*** Opening of Data under study ***
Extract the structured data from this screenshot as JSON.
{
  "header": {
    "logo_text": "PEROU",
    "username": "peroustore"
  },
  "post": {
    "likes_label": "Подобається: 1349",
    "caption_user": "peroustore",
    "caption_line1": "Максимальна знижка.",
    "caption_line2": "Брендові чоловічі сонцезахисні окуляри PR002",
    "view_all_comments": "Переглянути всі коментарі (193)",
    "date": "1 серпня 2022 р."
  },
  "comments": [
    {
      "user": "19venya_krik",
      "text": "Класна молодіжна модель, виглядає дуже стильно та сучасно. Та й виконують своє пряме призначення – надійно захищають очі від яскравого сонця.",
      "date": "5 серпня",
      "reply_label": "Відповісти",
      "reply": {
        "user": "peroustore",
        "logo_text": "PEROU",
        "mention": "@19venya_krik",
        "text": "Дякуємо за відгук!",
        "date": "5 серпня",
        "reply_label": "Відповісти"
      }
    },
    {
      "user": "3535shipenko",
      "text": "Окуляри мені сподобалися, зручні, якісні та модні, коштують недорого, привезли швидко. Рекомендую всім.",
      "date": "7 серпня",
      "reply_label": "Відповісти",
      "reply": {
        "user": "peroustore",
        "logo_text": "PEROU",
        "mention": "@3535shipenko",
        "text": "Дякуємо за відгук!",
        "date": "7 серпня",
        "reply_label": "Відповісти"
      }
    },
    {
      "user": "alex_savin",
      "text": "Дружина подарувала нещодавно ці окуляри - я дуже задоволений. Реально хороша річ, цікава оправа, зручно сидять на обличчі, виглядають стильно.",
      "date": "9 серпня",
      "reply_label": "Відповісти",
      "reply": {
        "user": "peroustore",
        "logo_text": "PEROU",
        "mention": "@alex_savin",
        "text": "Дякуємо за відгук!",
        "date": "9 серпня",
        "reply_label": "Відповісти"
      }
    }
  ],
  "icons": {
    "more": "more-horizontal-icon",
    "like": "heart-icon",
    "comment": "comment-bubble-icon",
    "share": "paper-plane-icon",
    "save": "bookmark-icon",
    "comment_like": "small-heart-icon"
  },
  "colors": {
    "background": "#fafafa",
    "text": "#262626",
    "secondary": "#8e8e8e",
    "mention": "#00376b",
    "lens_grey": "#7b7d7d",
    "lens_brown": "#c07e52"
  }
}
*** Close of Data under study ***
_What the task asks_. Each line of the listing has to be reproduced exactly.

_Answer_.
Extract the structured data from this screenshot as JSON.
{
  "header": {
    "logo_text": "PEROU",
    "username": "peroustore"
  },
  "post": {
    "likes_label": "Подобається: 1349",
    "caption_user": "peroustore",
    "caption_line1": "Максимальна знижка.",
    "caption_line2": "Брендові чоловічі сонцезахисні окуляри PR002",
    "view_all_comments": "Переглянути всі коментарі (193)",
    "date": "1 серпня 2022 р."
  },
  "comments": [
    {
      "user": "19venya_krik",
      "text": "Класна молодіжна модель, виглядає дуже стильно та сучасно. Та й виконують своє пряме призначення – надійно захищають очі від яскравого сонця.",
      "date": "5 серпня",
      "reply_label": "Відповісти",
      "reply": {
        "user": "peroustore",
        "logo_text": "PEROU",
        "mention": "@19venya_krik",
        "text": "Дякуємо за відгук!",
        "date": "5 серпня",
        "reply_label": "Відповісти"
      }
    },
    {
      "user": "3535shipenko",
      "text": "Окуляри мені сподобалися, зручні, якісні та модні, коштують недорого, привезли швидко. Рекомендую всім.",
      "date": "7 серпня",
      "reply_label": "Відповісти",
      "reply": {
        "user": "peroustore",
        "logo_text": "PEROU",
        "mention": "@3535shipenko",
        "text": "Дякуємо за відгук!",
        "date": "7 серпня",
        "reply_label": "Відповісти"
      }
    },
    {
      "user": "alex_savin",
      "text": "Дружина подарувала нещодавно ці окуляри - я дуже задоволений. Реально хороша річ, цікава оправа, зручно сидять на обличчі, виглядають стильно.",
      "date": "9 серпня",
      "reply_label": "Відповісти",
      "reply": {
        "user": "peroustore",
        "logo_text": "PEROU",
        "mention": "@alex_savin",
        "text": "Дякуємо за відгук!",
        "date": "9 серпня",
        "reply_label": "Відповісти"
      }
    }
  ],
  "icons": {
    "more": "more-horizontal-icon",
    "like": "heart-icon",
    "comment": "comment-bubble-icon",
    "share": "paper-plane-icon",
    "save": "bookmark-icon",
    "comment_like": "small-heart-icon"
  },
  "colors": {
    "background": "#fafafa",
    "text": "#262626",
    "secondary": "#8e8e8e",
    "mention": "#00376b",
    "lens_grey": "#7b7d7d",
    "lens_brown": "#c07e52"
  }
}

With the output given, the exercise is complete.